*TASK*.
Return every line of the entries that includes the word "Windows".

Top of SUPPLIED RECORDS

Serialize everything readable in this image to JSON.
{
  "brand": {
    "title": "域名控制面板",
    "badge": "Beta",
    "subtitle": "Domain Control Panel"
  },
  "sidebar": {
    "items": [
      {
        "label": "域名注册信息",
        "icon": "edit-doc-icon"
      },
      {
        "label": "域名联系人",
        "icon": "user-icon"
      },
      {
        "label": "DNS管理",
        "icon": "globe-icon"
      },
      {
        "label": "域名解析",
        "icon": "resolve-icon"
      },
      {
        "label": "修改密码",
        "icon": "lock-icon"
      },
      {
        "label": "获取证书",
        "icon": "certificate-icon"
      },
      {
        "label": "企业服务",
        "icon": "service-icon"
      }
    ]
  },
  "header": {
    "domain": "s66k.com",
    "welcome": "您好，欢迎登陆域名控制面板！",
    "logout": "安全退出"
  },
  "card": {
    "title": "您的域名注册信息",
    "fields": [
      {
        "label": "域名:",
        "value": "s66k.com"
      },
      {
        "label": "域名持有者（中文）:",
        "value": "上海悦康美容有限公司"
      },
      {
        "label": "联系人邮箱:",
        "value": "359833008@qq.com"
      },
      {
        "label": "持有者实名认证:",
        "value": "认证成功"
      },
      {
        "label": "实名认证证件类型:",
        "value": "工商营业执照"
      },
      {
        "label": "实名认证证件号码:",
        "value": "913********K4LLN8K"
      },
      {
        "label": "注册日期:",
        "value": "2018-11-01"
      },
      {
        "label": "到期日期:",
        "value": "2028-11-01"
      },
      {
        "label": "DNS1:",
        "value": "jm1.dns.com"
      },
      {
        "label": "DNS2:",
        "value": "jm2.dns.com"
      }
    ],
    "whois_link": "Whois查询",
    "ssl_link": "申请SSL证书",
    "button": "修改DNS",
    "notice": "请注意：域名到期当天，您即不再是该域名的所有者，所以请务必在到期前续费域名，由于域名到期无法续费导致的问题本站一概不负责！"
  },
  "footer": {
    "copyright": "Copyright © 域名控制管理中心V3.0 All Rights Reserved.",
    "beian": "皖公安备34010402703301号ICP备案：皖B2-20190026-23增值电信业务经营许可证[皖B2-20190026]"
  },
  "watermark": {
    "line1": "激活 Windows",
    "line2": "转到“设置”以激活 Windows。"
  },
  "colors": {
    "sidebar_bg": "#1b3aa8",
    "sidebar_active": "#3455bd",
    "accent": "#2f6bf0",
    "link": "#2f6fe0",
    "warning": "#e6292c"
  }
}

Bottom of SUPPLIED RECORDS

*RESPONSE BOX*.
    "line1": "激活 Windows",
    "line2": "转到“设置”以激活 Windows。"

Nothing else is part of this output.